**WHAT TO PRODUCE**
In the data that follows, how many lines contain the word "Worship"? Give only that number.

Dataset records
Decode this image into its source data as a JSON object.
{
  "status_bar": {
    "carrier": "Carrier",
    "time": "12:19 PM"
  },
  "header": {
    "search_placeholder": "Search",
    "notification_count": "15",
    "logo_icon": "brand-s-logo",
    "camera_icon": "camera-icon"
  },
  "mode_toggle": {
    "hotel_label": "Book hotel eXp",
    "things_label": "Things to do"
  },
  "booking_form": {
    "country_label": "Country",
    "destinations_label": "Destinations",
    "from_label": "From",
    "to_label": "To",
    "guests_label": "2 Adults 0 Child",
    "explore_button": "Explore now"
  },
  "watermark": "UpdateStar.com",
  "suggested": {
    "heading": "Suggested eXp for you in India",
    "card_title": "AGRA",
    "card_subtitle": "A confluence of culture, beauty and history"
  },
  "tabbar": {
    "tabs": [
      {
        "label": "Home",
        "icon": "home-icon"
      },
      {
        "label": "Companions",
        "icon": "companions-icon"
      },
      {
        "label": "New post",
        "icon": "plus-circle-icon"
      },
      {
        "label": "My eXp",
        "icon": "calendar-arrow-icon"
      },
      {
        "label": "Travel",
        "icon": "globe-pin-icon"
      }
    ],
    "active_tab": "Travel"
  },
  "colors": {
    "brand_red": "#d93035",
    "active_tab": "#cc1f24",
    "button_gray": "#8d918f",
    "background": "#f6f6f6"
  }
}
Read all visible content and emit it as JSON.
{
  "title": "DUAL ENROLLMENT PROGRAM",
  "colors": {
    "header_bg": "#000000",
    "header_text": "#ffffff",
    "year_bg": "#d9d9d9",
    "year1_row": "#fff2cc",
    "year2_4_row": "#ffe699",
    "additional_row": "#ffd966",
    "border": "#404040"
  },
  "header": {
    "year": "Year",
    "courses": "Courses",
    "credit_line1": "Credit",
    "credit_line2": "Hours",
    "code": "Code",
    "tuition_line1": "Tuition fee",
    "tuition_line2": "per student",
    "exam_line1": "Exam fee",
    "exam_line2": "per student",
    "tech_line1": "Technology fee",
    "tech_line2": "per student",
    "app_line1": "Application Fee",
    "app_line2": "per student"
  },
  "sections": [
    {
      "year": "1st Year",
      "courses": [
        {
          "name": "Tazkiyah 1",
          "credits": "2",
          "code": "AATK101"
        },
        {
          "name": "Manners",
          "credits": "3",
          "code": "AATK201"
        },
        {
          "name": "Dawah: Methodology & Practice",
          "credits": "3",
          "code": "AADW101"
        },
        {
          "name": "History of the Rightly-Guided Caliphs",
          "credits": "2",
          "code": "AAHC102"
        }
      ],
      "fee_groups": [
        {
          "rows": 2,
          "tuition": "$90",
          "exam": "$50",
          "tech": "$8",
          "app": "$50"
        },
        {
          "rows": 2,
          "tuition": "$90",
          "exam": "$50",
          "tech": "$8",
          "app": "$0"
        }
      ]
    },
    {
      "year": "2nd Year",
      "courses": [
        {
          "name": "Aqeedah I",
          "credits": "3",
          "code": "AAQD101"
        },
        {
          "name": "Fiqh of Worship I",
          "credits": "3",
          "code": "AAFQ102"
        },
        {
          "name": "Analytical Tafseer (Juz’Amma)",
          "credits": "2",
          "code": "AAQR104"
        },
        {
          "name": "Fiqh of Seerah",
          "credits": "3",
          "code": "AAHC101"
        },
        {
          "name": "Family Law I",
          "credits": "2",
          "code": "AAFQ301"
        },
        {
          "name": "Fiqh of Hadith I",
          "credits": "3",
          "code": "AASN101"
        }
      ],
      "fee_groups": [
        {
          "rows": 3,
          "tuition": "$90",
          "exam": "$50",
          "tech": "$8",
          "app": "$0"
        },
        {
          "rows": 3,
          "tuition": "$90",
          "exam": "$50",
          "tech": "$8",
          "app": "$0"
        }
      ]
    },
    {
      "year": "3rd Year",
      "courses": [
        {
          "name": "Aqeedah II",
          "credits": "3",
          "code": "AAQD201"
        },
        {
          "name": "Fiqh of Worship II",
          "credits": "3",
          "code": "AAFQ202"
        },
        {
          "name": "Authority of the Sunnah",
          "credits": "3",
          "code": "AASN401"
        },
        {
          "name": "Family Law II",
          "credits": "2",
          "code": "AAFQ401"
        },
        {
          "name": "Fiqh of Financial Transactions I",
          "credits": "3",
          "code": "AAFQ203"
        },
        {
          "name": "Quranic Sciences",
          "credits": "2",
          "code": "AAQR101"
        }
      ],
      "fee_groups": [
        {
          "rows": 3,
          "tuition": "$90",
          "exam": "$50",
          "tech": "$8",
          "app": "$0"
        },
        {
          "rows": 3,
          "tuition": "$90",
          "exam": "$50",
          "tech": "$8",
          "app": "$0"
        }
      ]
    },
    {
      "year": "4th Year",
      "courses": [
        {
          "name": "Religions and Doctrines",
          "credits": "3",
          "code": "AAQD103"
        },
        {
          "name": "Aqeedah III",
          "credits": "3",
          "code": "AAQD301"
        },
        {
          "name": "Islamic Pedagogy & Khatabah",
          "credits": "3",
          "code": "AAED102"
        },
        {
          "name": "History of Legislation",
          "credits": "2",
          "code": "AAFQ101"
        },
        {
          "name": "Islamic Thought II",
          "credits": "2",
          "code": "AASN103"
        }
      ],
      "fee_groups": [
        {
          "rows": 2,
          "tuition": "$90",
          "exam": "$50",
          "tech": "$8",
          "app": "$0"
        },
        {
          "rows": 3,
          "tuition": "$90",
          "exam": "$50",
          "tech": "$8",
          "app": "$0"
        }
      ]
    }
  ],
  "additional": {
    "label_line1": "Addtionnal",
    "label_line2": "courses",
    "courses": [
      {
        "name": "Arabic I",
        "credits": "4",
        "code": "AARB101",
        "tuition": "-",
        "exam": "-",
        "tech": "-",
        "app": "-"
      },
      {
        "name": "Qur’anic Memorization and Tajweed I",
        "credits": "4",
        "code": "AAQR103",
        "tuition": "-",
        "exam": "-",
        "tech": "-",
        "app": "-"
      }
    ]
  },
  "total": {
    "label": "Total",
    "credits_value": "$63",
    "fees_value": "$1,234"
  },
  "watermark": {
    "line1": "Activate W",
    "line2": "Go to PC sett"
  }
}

**WORKED SOLUTION**
2